San Francisco Taxes

San Francisco Mayor Launches Tax Reform Effort After Study Highlights Tax Climate Problems

Bay Bridge SF

San Francisco Mayor London Breed announced July 12 that she is launching a campaign to place an initiative on the November 2024 ballot to reform San Francisco’s business taxes, with an eye toward improving the tax climate to attract and retain employers.

The announcement was made after city officials reported that San Francisco’s business tax revenue “increasingly comes from a smaller handful of large taxpayers” and additional taxes would add to the city’s financial risk because “these businesses could potentially reap substantial tax savings” by moving to other cities in the Bay Area.

“Our work to revitalize Downtown, strengthen our economy, and remain an economic leader requires us to change how we structure our taxes,” Breed said in a statement. “We can set our business taxes to both deliver the important services we all rely on while also making us more competitive to attract and retain business. This will require partnership between City Hall, the business community, and stakeholders across the City – and it’s critical we start this process now.”

Supervisors Aaron Peskin and Rafael Mandelman also voiced their support for reform.

The July 12 report found that by 2022, based on tax filings received as of May 8, “the largest five payers, comprising 0.04 percent of taxpaying businesses, contributed 24 percent of all business tax revenue” and “the largest 100, who make up 0.7 percent of taxpaying businesses, owed 58 percent of the total.”

The report also estimated what a large technology company in the Information sector would pay in local business taxes in San Francisco and the eight other Bay Area cities with significant employment in that sector.

“The results of that analysis indicate that the business would pay at least 20 times more in San Francisco than in each of the other locations, except for Oakland, where the margin is narrower,” the report states. The difference is actually even higher than this, as the analysis did not consider San Francisco’s “Overpaid Executive Tax,” which no other city in California imposes.

Treasurer José Cisneros, Controller Ben Rosenfield, and Chief Economist Ted Egan prepared the study at the request of Supervisor Rafael Mandelman, who last year directed them to study how the increase in remote work affects business taxes.

“During the 2010s, the rapid growth of the tech industry, and the entire city economy, fueled growth in City tax revenues, particularly from business taxes,” the study states. “The City, which started the decade with the highest business tax burden of any city in California, further raised that burden with several rate increases and new taxes. None of these changes stopped San Francisco from being one of the fastest growing cities in the country during the 2010s, although it did deepen three sources of risk in the City’s finances.”

The three risks outlined in the report:

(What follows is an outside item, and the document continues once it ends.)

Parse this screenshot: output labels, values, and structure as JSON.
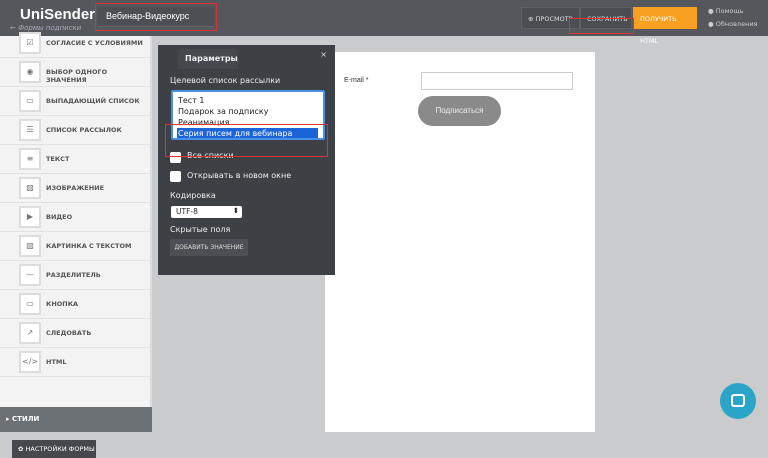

  • The increase in the number of employees working remotely has allowed businesses to reduce office space in San Francisco.
  • The city is “increasingly reliant on taxes on the leasing and sale of commercial office properties” while “remote work has led to a reduced volume of transaction of these properties, and there is some evidence of a marked reduction in property values.”
  • “Finally, both structural changes in the city’s economy, and policy choices to make the tax system more progressive, has had the effect of raising overall revenue volatility by concentrating revenue in a few payers. This runs counter to a longstanding City policy goal of minimizing volatility by broadening the tax base.”

The study acknowledges that economic growth is the best source of new revenue, as CalTax and other taxpayers’ advocates have stressed for years.

“[S]trong economic growth has led to substantial growth in City tax revenue,” the report states. “Per capita tax revenue in San Francisco has more than doubled in twenty years, after adjusting for inflation. The City received $3,003 in tax per resident in fiscal year 2002-03 (in 2022 dollars). In the most recent fiscal year 2021-22, tax revenue per resident was $6,838.”

San Francisco voters have approved several tax increases in recent years: In 2008 and 2010, two increases to the real property transfer tax were approved; in 2012, voters approved a business gross receipts tax; in 2016, another increase to the transfer tax was approved; in 2018, voters approved a tax on commercial rents and a gross receipts tax on large businesses; in 2019, a “Transportation Congestion Mitigation Tax” was approved; and in 2020, voters approved an additional increase to the gross receipts tax, an additional transfer tax increase, and the “Overpaid Executives Tax.”

The mayor and Board of Supervisors will direct the city treasurer and controller to seek feedback from the business community regarding specific recommendations, which will be placed into a final report by the end of the year.

(CalTax: We applaud this effort. CalTax has had positive initial discussions with the city, and we look forward to partnering with city leaders as they work to make the city more competitive.)